What to do: Omit every picture, then return the listing verbatim.

########

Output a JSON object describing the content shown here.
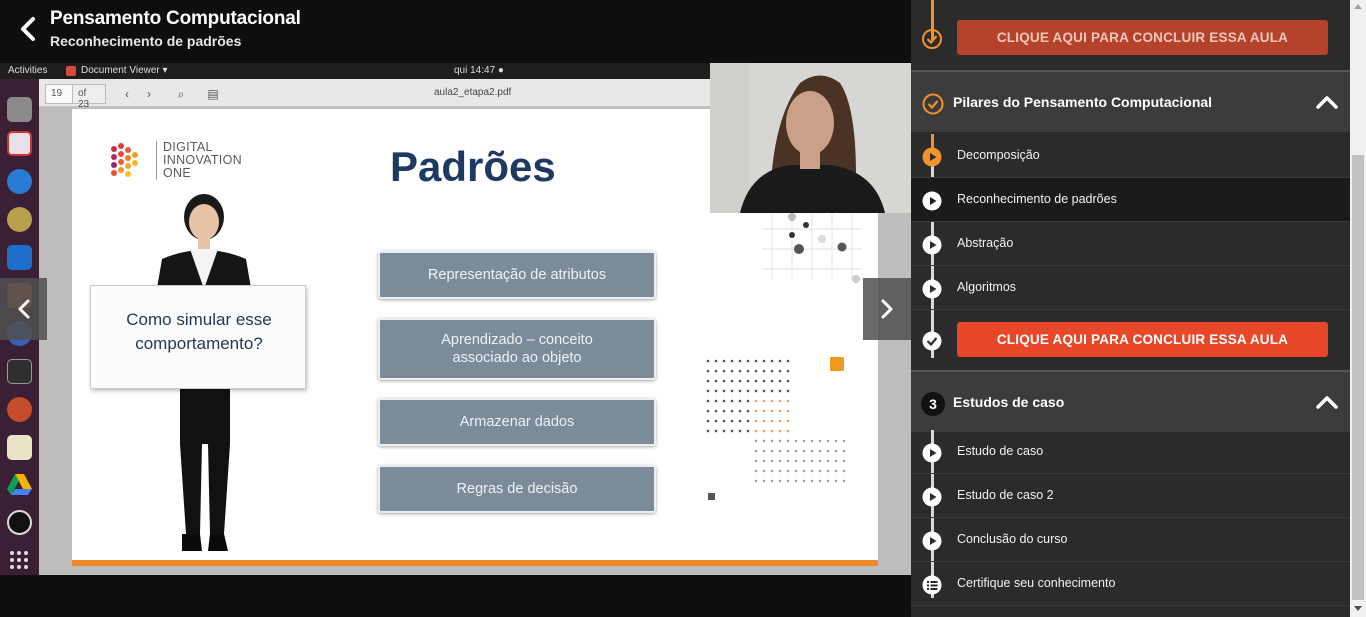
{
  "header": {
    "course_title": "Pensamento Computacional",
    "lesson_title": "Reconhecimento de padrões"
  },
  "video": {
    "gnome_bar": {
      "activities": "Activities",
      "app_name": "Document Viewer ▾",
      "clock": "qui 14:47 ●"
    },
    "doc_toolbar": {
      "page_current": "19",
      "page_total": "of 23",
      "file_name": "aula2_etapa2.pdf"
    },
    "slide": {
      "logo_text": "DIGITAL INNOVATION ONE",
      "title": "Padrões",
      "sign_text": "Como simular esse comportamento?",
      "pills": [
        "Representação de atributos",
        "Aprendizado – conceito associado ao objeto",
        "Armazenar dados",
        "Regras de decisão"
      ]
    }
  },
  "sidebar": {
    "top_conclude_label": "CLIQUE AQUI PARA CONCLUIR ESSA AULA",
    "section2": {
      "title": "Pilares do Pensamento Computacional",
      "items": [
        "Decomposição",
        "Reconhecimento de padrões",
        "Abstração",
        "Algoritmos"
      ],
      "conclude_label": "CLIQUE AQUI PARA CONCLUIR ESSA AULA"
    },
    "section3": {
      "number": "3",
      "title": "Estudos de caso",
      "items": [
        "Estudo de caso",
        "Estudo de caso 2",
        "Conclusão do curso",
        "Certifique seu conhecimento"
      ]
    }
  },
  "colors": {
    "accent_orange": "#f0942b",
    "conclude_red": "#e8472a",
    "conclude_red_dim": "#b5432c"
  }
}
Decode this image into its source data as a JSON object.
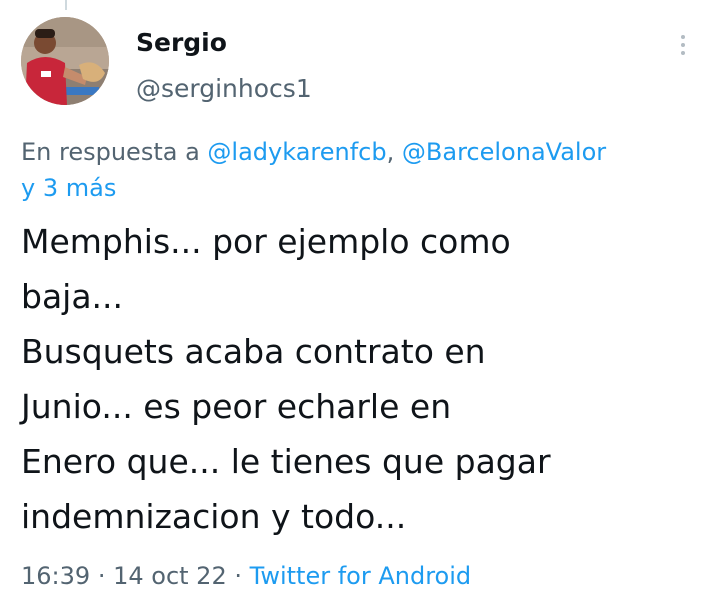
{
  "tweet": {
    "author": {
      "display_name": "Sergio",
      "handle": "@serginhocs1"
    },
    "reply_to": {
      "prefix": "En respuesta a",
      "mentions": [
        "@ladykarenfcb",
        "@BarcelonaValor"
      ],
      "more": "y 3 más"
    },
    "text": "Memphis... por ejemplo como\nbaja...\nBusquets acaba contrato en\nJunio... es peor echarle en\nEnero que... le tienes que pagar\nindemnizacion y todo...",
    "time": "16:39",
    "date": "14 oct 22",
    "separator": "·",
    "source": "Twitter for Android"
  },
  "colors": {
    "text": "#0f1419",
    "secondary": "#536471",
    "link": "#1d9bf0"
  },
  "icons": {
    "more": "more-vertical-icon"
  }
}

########

Answer:
Output a JSON object describing the content shown here.
{
  "header": {
    "course_title": "Pensamento Computacional",
    "lesson_title": "Reconhecimento de padrões"
  },
  "video": {
    "gnome_bar": {
      "activities": "Activities",
      "app_name": "Document Viewer ▾",
      "clock": "qui 14:47 ●"
    },
    "doc_toolbar": {
      "page_current": "19",
      "page_total": "of 23",
      "file_name": "aula2_etapa2.pdf"
    },
    "slide": {
      "logo_text": "DIGITAL INNOVATION ONE",
      "title": "Padrões",
      "sign_text": "Como simular esse comportamento?",
      "pills": [
        "Representação de atributos",
        "Aprendizado – conceito associado ao objeto",
        "Armazenar dados",
        "Regras de decisão"
      ]
    }
  },
  "sidebar": {
    "top_conclude_label": "CLIQUE AQUI PARA CONCLUIR ESSA AULA",
    "section2": {
      "title": "Pilares do Pensamento Computacional",
      "items": [
        "Decomposição",
        "Reconhecimento de padrões",
        "Abstração",
        "Algoritmos"
      ],
      "conclude_label": "CLIQUE AQUI PARA CONCLUIR ESSA AULA"
    },
    "section3": {
      "number": "3",
      "title": "Estudos de caso",
      "items": [
        "Estudo de caso",
        "Estudo de caso 2",
        "Conclusão do curso",
        "Certifique seu conhecimento"
      ]
    }
  },
  "colors": {
    "accent_orange": "#f0942b",
    "conclude_red": "#e8472a",
    "conclude_red_dim": "#b5432c"
  }
}
Decode this image into its source data as a JSON object.
{
  "tweet": {
    "author": {
      "display_name": "Sergio",
      "handle": "@serginhocs1"
    },
    "reply_to": {
      "prefix": "En respuesta a",
      "mentions": [
        "@ladykarenfcb",
        "@BarcelonaValor"
      ],
      "more": "y 3 más"
    },
    "text": "Memphis... por ejemplo como\nbaja...\nBusquets acaba contrato en\nJunio... es peor echarle en\nEnero que... le tienes que pagar\nindemnizacion y todo...",
    "time": "16:39",
    "date": "14 oct 22",
    "separator": "·",
    "source": "Twitter for Android"
  },
  "colors": {
    "text": "#0f1419",
    "secondary": "#536471",
    "link": "#1d9bf0"
  },
  "icons": {
    "more": "more-vertical-icon"
  }
}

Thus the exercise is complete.